# Aim of the task
The number needed is how many lines of the data hold the string "widely". Give that number and nothing more.

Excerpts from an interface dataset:
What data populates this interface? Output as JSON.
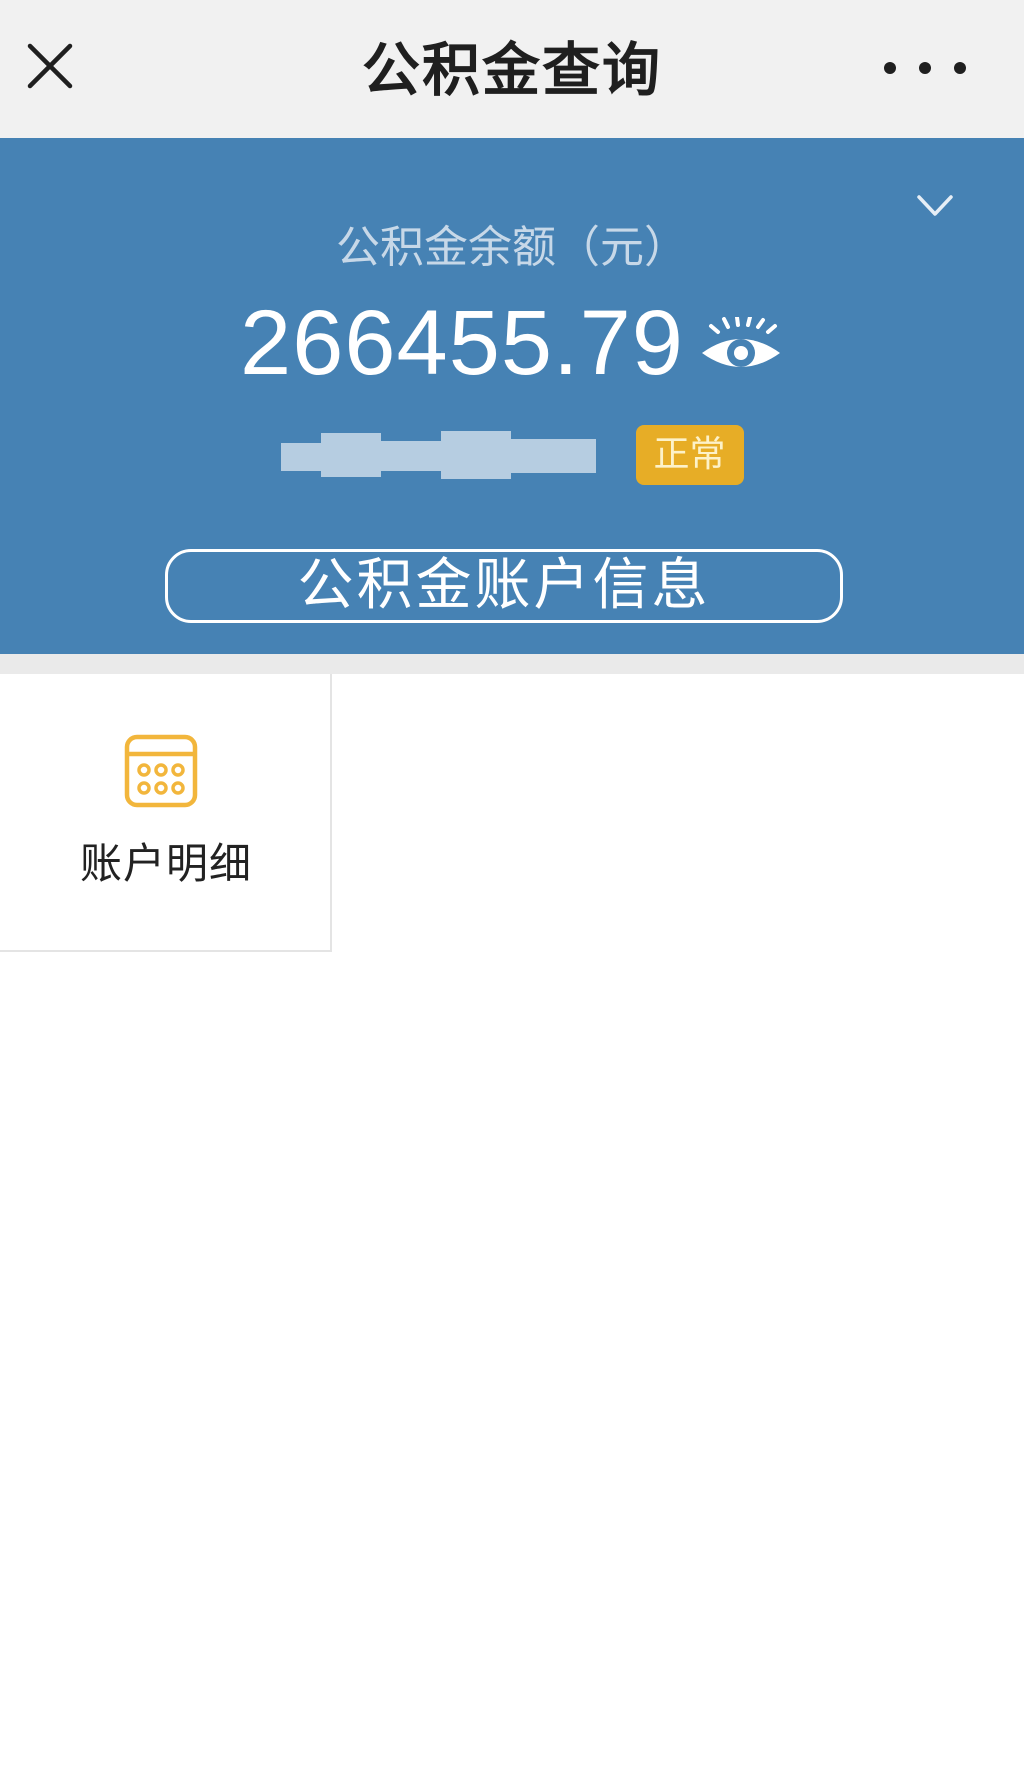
{
  "header": {
    "title": "公积金查询",
    "close_icon": "close-icon",
    "more_icon": "more-dots-icon"
  },
  "summary": {
    "balance_label": "公积金余额（元）",
    "balance": "266455.79",
    "visibility_icon": "eye-icon",
    "status": "正常",
    "expand_icon": "chevron-down-icon",
    "info_button_label": "公积金账户信息"
  },
  "menu": {
    "items": [
      {
        "label": "账户明细",
        "icon": "calendar-grid-icon"
      }
    ]
  },
  "colors": {
    "topbar_bg": "#f1f1f1",
    "hero_bg": "#4682b4",
    "status_badge": "#e7ad26",
    "tile_icon": "#f2b63c"
  }
}
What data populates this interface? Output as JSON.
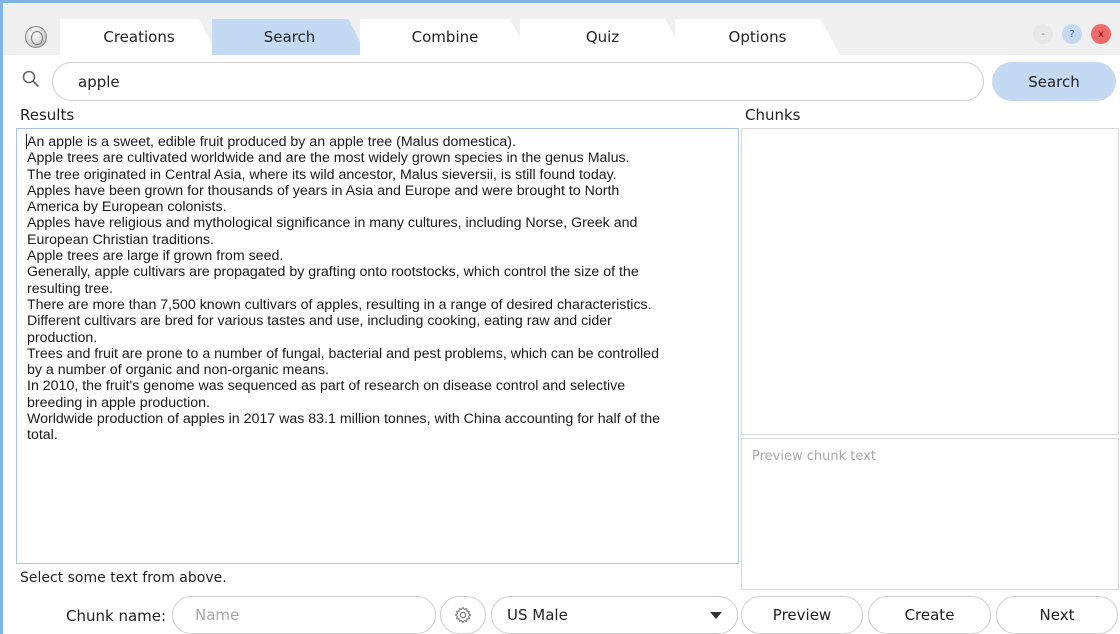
{
  "tabs": [
    {
      "label": "Creations",
      "active": false
    },
    {
      "label": "Search",
      "active": true
    },
    {
      "label": "Combine",
      "active": false
    },
    {
      "label": "Quiz",
      "active": false
    },
    {
      "label": "Options",
      "active": false
    }
  ],
  "window_controls": {
    "minimize": "-",
    "help": "?",
    "close": "x",
    "colors": {
      "minimize": "#e8e8e8",
      "help": "#c4daf3",
      "close": "#f06a6a"
    }
  },
  "search": {
    "value": "apple",
    "button_label": "Search",
    "icon": "search-icon"
  },
  "results": {
    "label": "Results",
    "lines": [
      "An apple is a sweet, edible fruit produced by an apple tree (Malus domestica).",
      "Apple trees are cultivated worldwide and are the most widely grown species in the genus Malus.",
      "The tree originated in Central Asia, where its wild ancestor, Malus sieversii, is still found today.",
      "Apples have been grown for thousands of years in Asia and Europe and were brought to North",
      "America by European colonists.",
      "Apples have religious and mythological significance in many cultures, including Norse, Greek and",
      "European Christian traditions.",
      "Apple trees are large if grown from seed.",
      "Generally, apple cultivars are propagated by grafting onto rootstocks, which control the size of the",
      "resulting tree.",
      "There are more than 7,500 known cultivars of apples, resulting in a range of desired characteristics.",
      "Different cultivars are bred for various tastes and use, including cooking, eating raw and cider",
      "production.",
      "Trees and fruit are prone to a number of fungal, bacterial and pest problems, which can be controlled",
      "by a number of organic and non-organic means.",
      "In 2010, the fruit's genome was sequenced as part of research on disease control and selective",
      "breeding in apple production.",
      "Worldwide production of apples in 2017 was 83.1 million tonnes, with China accounting for half of the",
      "total."
    ]
  },
  "chunks": {
    "label": "Chunks",
    "preview_placeholder": "Preview chunk text"
  },
  "hint": "Select some text from above.",
  "footer": {
    "chunk_name_label": "Chunk name:",
    "name_placeholder": "Name",
    "voice_selected": "US Male",
    "preview_label": "Preview",
    "create_label": "Create",
    "next_label": "Next"
  },
  "colors": {
    "accent": "#c4daf3",
    "frame": "#7fb6e6"
  }
}
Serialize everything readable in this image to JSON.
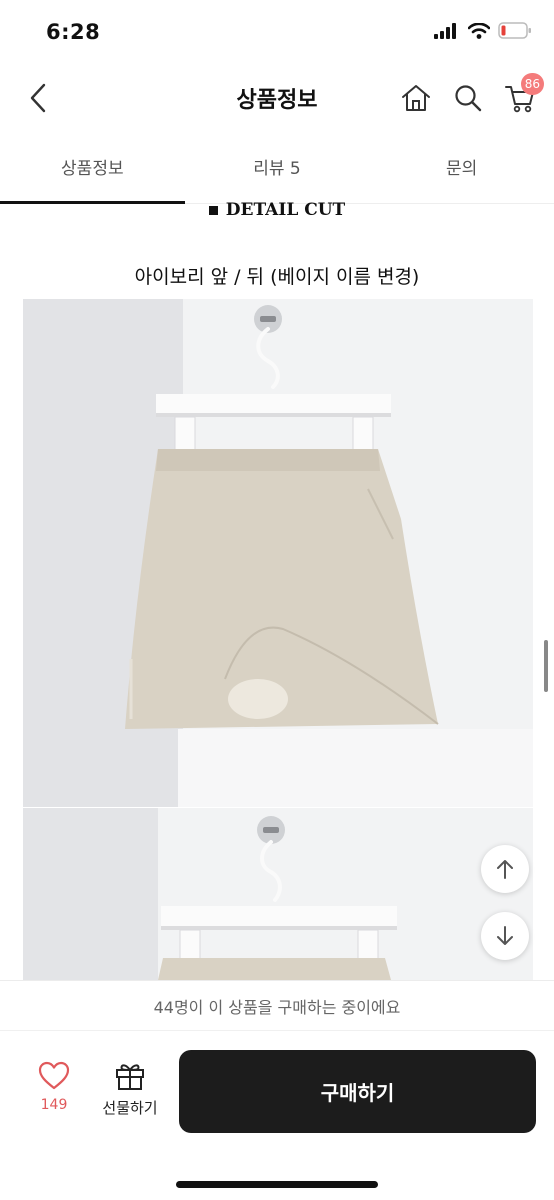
{
  "status": {
    "time": "6:28"
  },
  "header": {
    "title": "상품정보",
    "cart_count": "86"
  },
  "tabs": [
    {
      "label": "상품정보",
      "active": true
    },
    {
      "label": "리뷰 5",
      "active": false
    },
    {
      "label": "문의",
      "active": false
    }
  ],
  "content": {
    "section_heading": "DETAIL CUT",
    "caption": "아이보리 앞 / 뒤 (베이지 이름 변경)"
  },
  "bottom": {
    "buying_notice": "44명이 이 상품을 구매하는 중이에요",
    "like_count": "149",
    "gift_label": "선물하기",
    "buy_label": "구매하기"
  },
  "colors": {
    "accent": "#f47b7b",
    "like": "#e0595b",
    "buy_button": "#1c1c1c",
    "skirt": "#d9d2c4"
  }
}
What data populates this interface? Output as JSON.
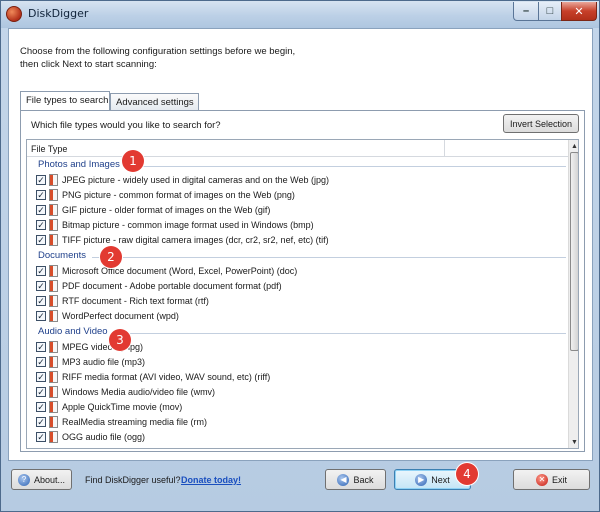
{
  "window": {
    "title": "DiskDigger"
  },
  "title_buttons": {
    "minimize": "–",
    "maximize": "□",
    "close": "✕"
  },
  "intro": {
    "line1": "Choose from the following configuration settings before we begin,",
    "line2": "then click Next to start scanning:"
  },
  "tabs": [
    {
      "label": "File types to search",
      "active": true
    },
    {
      "label": "Advanced settings",
      "active": false
    }
  ],
  "panel": {
    "question": "Which file types would you like to search for?",
    "invert_label": "Invert Selection",
    "column_header": "File Type"
  },
  "groups": [
    {
      "name": "Photos and Images",
      "badge": "1",
      "items": [
        {
          "label": "JPEG picture - widely used in digital cameras and on the Web (jpg)",
          "checked": true
        },
        {
          "label": "PNG picture - common format of images on the Web (png)",
          "checked": true
        },
        {
          "label": "GIF picture - older format of images on the Web (gif)",
          "checked": true
        },
        {
          "label": "Bitmap picture - common image format used in Windows (bmp)",
          "checked": true
        },
        {
          "label": "TIFF picture - raw digital camera images (dcr, cr2, sr2, nef, etc) (tif)",
          "checked": true
        }
      ]
    },
    {
      "name": "Documents",
      "badge": "2",
      "items": [
        {
          "label": "Microsoft Office document (Word, Excel, PowerPoint) (doc)",
          "checked": true
        },
        {
          "label": "PDF document - Adobe portable document format (pdf)",
          "checked": true
        },
        {
          "label": "RTF document - Rich text format (rtf)",
          "checked": true
        },
        {
          "label": "WordPerfect document (wpd)",
          "checked": true
        }
      ]
    },
    {
      "name": "Audio and Video",
      "badge": "3",
      "items": [
        {
          "label": "MPEG videos (mpg)",
          "checked": true
        },
        {
          "label": "MP3 audio file (mp3)",
          "checked": true
        },
        {
          "label": "RIFF media format (AVI video, WAV sound, etc) (riff)",
          "checked": true
        },
        {
          "label": "Windows Media audio/video file (wmv)",
          "checked": true
        },
        {
          "label": "Apple QuickTime movie (mov)",
          "checked": true
        },
        {
          "label": "RealMedia streaming media file (rm)",
          "checked": true
        },
        {
          "label": "OGG audio file (ogg)",
          "checked": true
        }
      ]
    }
  ],
  "scroll": {
    "position_fraction": 0.0,
    "visible_fraction": 0.7
  },
  "footer": {
    "about_label": "About...",
    "find_text": "Find DiskDigger useful?",
    "donate_label": "Donate today!",
    "back_label": "Back",
    "next_label": "Next",
    "exit_label": "Exit",
    "next_badge": "4"
  },
  "colors": {
    "badge": "#e23a32",
    "group_header": "#1e3f8a",
    "link": "#1a4fbf"
  }
}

# Output for this exercise
2